Tobago holidays provide what is the quintessential essence of the Caribbean – warm, bright, laid back and stunningly beautiful. Like all the 28 island nations that make up the Caribbean, Tobago is totally unique in many ways, and is a pleasant complement to its more developed neighbour and big sister island, Trinidad.
Tobago became part of the British Empire in 1814 and, together with Trinidad, became a crown colony. It only became an independent commonwealth nation in 1962 and finally became a republic in 1976. As a result of its long association with Britain, you will find it has a colonial legacy. The official language is English, and the capital is named after Scarborough, Yorkshire. The island is divided into parishes, each named after saints, and one of the main landmarks is Fort King George. The most famous beach on Tobago is known as Englishman’s Bay and Plymouth and Speyside are popular resorts, so Brits are sure to feel quite at home here!
Visitors to Tobago typically arrive at the island’s airport in the south of the island, or arrive for the day on the fast ferry from Trinidad’s Port of Spain. I was a little put off when my first impression of the island was the touristy and somewhat exploited area around the airport, but fortunately, I quickly discovered “the real Tobago” just down the road. Away from the obvious tourist spots, the island is quieter and less starchy than its alter ego, Trinidad. For most visitors, it represents a cameo of how life used to be, and perhaps how most of us wish it still was, hence its popularity as a tropical escape!
Tobago offers beaches, swimming and snorkeling with turtles, and some of the best scuba diving in the Caribbean. The white sandy beaches are all lapped by bright blue, crystal-clear Caribbean waters and are lined with the obligatory leaning palm tree or two. If it reminds you of the story of Robinson Crusoe, you would be absolutely spot on. The island was the setting and inspiration for Daniel Defoe’s classic story of a castaway, written almost 300 years ago.
Typically mountainous, reflecting its volcanic origins, Tobago’s interior is covered in rainforest, part of which is in the protected Main Ridge Forest Reserve, a UNESCO World Heritage Site. Protected by an ordinance laid out in 1776, which was way ahead of its time, the reserve not only protects the rainforest and its dependents, but also attracts rainfall, guards against soil erosion, acts as a carbon sink and is considered the first ever act of conservation. It is now the world’s leading eco-tourism destination, according to World Travel Awards, which is as good a reason as any to visit this gorgeous destination.
The island is in the extreme southeast of the Caribbean and within 100 miles of the coast of Venezuela. It is considered to be outside the hurricane belt, but nobody told that to Hurricane Flora when it hit the island in 1963, or Hurricane Ivan in 2004! Generally however, there is little to disturb the harmony of this colourful paradise.
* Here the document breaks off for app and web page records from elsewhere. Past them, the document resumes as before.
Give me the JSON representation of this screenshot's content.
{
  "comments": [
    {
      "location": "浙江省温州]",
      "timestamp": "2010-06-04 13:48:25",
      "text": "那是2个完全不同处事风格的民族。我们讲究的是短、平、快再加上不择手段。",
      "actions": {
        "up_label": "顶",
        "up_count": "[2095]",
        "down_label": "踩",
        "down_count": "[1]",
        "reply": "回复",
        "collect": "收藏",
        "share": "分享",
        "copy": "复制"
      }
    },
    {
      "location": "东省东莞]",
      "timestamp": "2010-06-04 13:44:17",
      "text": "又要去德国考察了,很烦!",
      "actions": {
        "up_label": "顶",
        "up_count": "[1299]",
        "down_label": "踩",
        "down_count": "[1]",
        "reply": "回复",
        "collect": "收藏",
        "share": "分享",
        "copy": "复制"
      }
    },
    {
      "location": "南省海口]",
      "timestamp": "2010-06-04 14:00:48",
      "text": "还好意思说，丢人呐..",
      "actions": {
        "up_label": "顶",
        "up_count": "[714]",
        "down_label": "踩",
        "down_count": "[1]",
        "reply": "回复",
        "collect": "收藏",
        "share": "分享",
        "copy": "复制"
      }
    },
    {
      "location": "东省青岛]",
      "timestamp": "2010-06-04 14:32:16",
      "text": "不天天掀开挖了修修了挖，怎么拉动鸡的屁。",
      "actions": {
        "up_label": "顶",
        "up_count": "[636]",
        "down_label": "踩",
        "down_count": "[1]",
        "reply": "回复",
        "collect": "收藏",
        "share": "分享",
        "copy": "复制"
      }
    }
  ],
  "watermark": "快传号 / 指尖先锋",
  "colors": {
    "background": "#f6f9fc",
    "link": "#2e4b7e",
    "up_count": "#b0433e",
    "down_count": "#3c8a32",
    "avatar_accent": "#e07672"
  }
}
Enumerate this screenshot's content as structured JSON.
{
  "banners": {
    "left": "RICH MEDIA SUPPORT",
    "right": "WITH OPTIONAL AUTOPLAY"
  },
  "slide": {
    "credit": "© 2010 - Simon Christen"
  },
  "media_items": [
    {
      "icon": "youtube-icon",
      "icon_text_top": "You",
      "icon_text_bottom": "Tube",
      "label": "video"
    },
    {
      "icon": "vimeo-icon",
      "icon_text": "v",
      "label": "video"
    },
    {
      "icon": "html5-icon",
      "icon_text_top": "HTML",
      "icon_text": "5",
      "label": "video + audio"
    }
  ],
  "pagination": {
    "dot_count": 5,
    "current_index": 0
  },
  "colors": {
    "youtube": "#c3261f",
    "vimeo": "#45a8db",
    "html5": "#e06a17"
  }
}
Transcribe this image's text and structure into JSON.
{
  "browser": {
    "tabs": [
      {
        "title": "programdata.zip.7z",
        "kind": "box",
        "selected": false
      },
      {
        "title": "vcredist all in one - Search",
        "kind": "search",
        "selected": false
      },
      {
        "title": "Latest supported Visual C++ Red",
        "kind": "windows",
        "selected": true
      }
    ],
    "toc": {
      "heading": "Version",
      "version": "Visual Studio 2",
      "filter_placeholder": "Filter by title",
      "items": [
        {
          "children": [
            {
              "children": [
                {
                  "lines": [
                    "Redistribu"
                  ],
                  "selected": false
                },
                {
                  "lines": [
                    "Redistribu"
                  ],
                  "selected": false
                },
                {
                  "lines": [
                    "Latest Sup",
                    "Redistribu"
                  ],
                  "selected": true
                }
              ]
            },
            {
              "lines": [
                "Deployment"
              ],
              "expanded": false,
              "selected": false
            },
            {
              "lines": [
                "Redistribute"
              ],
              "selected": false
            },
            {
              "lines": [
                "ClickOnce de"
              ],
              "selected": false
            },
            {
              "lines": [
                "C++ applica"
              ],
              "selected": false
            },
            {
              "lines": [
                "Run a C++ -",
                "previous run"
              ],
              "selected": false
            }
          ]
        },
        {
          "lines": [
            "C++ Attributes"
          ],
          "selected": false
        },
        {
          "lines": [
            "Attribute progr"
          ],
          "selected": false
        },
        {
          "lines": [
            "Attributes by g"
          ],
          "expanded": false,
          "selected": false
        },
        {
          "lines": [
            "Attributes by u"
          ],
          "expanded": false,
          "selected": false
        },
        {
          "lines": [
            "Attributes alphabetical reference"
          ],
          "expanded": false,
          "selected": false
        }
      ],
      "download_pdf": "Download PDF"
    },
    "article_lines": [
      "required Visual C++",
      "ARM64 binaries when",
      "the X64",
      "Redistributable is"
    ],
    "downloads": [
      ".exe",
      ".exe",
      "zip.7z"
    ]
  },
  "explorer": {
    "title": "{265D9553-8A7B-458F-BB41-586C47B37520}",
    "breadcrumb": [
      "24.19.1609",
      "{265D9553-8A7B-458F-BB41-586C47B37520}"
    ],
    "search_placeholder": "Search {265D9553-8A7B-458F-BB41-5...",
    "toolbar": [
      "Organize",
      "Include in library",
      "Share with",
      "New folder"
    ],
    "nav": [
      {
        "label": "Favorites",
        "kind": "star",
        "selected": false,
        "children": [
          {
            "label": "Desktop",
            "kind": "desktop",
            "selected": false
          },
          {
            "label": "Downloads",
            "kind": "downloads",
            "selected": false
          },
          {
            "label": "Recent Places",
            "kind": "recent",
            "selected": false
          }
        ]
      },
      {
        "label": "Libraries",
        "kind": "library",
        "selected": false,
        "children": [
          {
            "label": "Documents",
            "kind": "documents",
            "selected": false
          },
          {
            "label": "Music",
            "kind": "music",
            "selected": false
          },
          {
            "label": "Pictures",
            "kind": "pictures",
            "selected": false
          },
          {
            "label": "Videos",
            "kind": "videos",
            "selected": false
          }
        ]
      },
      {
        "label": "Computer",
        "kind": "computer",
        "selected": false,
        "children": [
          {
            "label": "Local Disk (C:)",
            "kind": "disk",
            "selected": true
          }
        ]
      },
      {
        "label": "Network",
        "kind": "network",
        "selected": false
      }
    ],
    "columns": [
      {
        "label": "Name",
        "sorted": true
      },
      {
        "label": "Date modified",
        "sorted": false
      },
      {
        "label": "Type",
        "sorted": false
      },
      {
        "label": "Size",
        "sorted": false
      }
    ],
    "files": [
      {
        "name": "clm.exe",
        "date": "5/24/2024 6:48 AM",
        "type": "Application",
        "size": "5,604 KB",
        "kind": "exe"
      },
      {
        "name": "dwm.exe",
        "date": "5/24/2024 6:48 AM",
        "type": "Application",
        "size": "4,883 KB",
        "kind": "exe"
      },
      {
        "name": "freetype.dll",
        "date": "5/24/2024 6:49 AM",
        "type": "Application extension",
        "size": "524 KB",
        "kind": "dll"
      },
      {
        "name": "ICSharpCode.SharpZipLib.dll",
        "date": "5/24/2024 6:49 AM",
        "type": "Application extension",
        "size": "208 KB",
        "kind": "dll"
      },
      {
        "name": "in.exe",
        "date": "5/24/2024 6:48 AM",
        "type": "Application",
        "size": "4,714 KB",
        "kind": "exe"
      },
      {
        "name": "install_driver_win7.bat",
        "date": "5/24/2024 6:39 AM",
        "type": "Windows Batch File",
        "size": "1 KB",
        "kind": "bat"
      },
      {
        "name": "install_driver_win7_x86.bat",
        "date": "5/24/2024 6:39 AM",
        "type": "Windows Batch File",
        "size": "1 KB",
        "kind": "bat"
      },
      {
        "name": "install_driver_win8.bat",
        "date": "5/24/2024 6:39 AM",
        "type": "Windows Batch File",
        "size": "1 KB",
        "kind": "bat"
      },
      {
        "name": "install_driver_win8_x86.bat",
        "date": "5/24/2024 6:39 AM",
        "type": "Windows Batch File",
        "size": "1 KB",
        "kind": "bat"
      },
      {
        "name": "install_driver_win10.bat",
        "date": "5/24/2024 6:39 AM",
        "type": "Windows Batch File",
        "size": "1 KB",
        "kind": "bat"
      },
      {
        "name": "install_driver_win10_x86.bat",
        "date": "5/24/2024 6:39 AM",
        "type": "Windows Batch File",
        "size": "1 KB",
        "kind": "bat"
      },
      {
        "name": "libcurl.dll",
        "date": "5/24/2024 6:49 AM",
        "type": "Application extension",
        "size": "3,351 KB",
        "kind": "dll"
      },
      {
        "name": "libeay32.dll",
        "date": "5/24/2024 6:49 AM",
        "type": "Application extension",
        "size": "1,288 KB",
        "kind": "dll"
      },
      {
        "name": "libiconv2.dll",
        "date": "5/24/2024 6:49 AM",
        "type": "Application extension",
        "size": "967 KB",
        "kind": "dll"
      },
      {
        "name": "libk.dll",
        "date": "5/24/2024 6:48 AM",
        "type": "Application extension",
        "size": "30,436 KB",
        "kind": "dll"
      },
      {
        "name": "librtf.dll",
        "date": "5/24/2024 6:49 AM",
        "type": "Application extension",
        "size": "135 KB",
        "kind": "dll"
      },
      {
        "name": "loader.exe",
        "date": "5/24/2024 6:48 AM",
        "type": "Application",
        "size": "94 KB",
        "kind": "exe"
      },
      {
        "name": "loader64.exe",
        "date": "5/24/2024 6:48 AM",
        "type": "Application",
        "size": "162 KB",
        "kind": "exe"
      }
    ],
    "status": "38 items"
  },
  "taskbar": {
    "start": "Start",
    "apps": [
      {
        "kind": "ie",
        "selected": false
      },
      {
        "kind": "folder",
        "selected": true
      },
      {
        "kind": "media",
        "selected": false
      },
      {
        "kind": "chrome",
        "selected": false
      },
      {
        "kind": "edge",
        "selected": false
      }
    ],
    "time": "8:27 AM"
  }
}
Luxury yachts and catamarans rock gently offshore in most of the sheltered bays and after dark, most visitors congregate for Creole cuisine island-style at one of the laid-back restaurants that are never far from the waterfront.
Gillian Birch (@TravelGirlFL on Twitter) is a British freelance travel writer and published author. She has traveled the world with her husband, a Master Mariner, and uses her personal journals and memories to write in detail about her many experiences worldwide.